> _Exercise details_: Which lines below hold the word "your"? Report each one.

> _The input_:
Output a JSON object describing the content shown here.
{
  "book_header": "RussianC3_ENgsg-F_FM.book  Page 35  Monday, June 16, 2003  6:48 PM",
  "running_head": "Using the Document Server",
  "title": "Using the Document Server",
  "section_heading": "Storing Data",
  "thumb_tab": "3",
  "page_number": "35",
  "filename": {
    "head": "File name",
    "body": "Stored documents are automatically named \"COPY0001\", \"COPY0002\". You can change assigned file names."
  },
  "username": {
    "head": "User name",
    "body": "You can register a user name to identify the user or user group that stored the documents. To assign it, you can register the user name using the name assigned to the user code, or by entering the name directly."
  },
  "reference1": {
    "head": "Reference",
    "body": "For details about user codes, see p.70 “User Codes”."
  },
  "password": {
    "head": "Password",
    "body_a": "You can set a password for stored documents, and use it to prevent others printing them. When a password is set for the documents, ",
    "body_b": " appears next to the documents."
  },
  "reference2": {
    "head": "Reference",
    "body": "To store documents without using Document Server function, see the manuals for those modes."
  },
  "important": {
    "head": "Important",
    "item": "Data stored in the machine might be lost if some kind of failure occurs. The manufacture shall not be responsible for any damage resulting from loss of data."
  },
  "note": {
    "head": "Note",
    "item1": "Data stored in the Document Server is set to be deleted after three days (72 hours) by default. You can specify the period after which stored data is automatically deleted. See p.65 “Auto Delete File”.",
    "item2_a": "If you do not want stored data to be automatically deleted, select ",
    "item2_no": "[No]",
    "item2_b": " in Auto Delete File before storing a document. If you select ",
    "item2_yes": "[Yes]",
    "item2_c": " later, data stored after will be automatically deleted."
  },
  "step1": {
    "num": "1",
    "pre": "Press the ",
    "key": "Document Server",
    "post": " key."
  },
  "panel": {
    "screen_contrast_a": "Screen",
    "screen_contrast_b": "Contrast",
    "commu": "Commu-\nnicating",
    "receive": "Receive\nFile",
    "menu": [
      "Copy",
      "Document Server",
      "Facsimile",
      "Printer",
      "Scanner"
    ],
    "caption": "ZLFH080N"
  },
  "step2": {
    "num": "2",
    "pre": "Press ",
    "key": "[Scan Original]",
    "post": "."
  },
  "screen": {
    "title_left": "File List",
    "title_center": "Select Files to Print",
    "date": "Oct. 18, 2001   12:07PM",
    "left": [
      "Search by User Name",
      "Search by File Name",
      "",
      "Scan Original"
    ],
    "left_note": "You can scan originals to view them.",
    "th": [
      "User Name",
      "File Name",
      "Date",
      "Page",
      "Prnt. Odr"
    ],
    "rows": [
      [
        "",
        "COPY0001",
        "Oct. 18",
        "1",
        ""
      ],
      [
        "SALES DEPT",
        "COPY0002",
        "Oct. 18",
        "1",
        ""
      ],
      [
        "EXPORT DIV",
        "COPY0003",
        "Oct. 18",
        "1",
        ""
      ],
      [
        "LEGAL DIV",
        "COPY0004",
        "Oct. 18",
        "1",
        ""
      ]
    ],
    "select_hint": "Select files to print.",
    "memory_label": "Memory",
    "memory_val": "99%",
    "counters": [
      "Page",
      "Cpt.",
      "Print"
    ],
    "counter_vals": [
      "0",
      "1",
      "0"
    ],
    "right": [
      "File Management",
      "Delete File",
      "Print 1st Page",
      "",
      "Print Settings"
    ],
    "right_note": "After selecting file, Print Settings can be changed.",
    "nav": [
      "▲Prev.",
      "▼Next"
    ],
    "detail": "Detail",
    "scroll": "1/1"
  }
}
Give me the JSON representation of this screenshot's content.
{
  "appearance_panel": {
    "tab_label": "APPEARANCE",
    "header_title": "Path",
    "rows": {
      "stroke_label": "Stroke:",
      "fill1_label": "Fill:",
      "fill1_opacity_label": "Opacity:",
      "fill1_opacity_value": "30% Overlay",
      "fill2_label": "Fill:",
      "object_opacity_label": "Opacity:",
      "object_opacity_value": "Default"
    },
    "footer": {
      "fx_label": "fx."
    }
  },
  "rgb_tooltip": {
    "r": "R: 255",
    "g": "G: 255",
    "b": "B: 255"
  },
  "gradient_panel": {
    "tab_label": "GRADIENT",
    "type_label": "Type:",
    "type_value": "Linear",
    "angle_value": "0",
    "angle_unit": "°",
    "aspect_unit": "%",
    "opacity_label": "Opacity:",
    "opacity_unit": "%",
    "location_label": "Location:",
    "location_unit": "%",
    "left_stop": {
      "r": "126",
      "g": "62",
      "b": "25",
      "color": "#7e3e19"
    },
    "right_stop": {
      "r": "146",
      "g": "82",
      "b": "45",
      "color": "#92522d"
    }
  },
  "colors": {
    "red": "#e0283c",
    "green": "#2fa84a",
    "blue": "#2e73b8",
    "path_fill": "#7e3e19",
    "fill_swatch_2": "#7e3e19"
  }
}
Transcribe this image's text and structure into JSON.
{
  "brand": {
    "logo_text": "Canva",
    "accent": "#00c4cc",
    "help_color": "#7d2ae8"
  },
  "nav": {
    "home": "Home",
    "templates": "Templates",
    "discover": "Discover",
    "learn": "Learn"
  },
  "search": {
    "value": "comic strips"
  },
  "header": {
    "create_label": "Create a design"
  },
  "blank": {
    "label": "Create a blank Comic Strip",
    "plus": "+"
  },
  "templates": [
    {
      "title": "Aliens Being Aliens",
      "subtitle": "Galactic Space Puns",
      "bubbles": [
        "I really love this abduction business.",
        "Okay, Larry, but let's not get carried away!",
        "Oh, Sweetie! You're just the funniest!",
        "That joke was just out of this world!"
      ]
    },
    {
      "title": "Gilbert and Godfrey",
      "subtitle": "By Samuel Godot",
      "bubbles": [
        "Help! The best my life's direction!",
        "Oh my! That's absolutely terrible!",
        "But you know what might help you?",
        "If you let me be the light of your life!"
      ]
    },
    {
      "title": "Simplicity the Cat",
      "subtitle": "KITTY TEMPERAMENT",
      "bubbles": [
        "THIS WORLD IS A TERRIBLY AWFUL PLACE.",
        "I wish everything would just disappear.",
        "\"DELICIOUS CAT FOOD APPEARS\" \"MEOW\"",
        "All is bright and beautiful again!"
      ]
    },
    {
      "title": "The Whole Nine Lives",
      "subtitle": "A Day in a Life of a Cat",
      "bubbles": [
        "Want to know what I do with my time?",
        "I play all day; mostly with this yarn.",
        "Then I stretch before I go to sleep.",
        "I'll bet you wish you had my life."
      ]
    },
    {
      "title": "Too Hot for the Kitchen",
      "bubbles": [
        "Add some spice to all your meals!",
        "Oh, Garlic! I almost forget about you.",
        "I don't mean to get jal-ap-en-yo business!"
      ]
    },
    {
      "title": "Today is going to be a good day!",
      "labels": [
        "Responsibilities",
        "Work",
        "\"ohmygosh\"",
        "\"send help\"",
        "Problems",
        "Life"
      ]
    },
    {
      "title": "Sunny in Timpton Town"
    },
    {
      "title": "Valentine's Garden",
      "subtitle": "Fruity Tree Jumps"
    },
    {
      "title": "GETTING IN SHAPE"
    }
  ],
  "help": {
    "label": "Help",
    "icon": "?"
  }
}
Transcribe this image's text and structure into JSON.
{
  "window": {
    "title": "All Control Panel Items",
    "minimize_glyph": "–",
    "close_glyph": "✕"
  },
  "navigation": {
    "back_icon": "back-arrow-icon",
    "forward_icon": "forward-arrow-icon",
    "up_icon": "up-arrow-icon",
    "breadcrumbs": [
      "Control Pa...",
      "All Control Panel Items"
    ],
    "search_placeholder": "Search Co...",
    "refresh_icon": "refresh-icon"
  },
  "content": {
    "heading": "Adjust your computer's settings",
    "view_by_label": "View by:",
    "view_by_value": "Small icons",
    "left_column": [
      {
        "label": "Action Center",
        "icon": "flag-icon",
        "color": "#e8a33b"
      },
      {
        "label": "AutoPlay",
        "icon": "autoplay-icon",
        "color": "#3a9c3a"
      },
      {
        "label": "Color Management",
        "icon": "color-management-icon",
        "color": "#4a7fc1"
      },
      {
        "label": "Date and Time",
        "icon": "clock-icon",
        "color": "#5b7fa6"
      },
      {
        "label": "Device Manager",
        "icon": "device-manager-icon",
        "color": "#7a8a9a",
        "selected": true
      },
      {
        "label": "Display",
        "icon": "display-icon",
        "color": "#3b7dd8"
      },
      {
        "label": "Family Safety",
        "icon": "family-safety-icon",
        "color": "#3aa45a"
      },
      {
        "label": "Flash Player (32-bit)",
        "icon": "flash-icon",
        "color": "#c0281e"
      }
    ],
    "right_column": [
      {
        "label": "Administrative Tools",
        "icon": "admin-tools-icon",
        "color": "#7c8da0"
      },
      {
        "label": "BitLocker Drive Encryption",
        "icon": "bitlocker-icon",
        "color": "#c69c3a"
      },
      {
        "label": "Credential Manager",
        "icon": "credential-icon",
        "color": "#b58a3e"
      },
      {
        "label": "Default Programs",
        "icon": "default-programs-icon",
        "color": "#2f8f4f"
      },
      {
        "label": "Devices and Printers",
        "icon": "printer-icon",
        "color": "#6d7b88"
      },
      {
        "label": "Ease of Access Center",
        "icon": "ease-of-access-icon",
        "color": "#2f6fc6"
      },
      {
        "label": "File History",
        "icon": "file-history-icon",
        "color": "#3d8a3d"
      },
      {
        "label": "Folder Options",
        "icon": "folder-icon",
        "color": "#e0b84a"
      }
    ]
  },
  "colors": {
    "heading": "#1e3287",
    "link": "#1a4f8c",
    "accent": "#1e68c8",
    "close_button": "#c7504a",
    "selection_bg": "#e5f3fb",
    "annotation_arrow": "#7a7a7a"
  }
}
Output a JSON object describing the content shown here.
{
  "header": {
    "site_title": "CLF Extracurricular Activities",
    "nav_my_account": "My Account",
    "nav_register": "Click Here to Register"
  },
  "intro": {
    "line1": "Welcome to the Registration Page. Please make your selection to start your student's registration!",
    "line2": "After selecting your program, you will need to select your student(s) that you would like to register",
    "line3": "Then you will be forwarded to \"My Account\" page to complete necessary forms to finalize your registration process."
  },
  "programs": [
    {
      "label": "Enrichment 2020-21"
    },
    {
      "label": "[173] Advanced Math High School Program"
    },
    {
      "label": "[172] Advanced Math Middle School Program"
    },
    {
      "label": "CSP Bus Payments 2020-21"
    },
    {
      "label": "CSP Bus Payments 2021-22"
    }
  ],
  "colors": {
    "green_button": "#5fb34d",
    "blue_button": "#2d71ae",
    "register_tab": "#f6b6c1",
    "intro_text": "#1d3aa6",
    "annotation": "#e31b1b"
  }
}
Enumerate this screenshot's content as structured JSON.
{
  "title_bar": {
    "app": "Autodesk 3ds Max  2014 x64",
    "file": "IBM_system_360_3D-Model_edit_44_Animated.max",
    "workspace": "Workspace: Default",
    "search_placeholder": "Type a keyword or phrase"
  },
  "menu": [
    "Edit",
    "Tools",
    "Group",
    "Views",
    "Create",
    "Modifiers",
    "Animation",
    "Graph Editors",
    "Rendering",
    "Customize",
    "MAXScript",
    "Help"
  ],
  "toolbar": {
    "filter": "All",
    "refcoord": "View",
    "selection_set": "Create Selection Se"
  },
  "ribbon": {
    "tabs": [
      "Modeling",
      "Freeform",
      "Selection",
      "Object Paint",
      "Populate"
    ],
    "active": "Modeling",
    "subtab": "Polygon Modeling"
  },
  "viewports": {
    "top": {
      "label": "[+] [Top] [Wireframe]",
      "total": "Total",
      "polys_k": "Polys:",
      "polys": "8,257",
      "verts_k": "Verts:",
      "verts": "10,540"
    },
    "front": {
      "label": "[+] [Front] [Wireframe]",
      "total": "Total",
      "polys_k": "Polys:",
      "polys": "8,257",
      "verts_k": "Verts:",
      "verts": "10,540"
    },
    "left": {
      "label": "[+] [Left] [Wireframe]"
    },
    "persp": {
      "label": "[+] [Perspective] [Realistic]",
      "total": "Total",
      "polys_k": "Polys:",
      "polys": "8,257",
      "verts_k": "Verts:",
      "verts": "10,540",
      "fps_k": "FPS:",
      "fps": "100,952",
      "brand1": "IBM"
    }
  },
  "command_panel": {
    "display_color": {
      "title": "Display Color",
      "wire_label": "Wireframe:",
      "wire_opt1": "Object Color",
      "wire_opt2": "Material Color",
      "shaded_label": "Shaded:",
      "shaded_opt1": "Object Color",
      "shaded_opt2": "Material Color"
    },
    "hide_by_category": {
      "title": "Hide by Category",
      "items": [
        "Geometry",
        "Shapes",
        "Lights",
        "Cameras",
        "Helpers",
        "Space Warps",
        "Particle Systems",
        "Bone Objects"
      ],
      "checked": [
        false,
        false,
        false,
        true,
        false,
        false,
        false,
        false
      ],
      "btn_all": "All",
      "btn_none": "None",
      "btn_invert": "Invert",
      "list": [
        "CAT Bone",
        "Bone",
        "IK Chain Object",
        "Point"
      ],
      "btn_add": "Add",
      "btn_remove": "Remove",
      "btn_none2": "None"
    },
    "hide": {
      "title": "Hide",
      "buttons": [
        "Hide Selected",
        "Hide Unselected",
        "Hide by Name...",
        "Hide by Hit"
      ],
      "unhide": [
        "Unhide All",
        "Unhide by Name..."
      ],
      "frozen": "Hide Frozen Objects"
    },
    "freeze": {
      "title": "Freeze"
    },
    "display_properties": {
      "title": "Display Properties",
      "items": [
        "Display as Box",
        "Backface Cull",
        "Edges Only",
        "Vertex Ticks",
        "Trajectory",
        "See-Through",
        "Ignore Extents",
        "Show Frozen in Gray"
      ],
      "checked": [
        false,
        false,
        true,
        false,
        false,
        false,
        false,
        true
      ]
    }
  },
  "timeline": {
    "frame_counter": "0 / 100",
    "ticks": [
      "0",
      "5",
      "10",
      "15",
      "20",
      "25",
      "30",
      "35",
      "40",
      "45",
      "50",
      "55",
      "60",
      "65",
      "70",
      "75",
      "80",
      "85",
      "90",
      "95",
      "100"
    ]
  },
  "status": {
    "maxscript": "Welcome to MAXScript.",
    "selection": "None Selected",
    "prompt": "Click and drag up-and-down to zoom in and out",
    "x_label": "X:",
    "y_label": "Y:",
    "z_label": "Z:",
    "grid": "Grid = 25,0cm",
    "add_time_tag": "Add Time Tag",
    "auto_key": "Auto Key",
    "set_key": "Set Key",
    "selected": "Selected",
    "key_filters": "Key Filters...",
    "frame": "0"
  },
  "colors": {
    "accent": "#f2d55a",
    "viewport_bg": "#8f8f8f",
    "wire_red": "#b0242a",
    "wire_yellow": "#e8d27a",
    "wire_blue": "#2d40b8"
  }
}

> _Answer_:
        "If you let me be the light of your life!"
        "Add some spice to all your meals!",
    "heading": "Adjust your computer's settings",
    "line1": "Welcome to the Registration Page. Please make your selection to start your student's registration!",
    "line2": "After selecting your program, you will need to select your student(s) that you would like to register",
    "line3": "Then you will be forwarded to \"My Account\" page to complete necessary forms to finalize your registration process."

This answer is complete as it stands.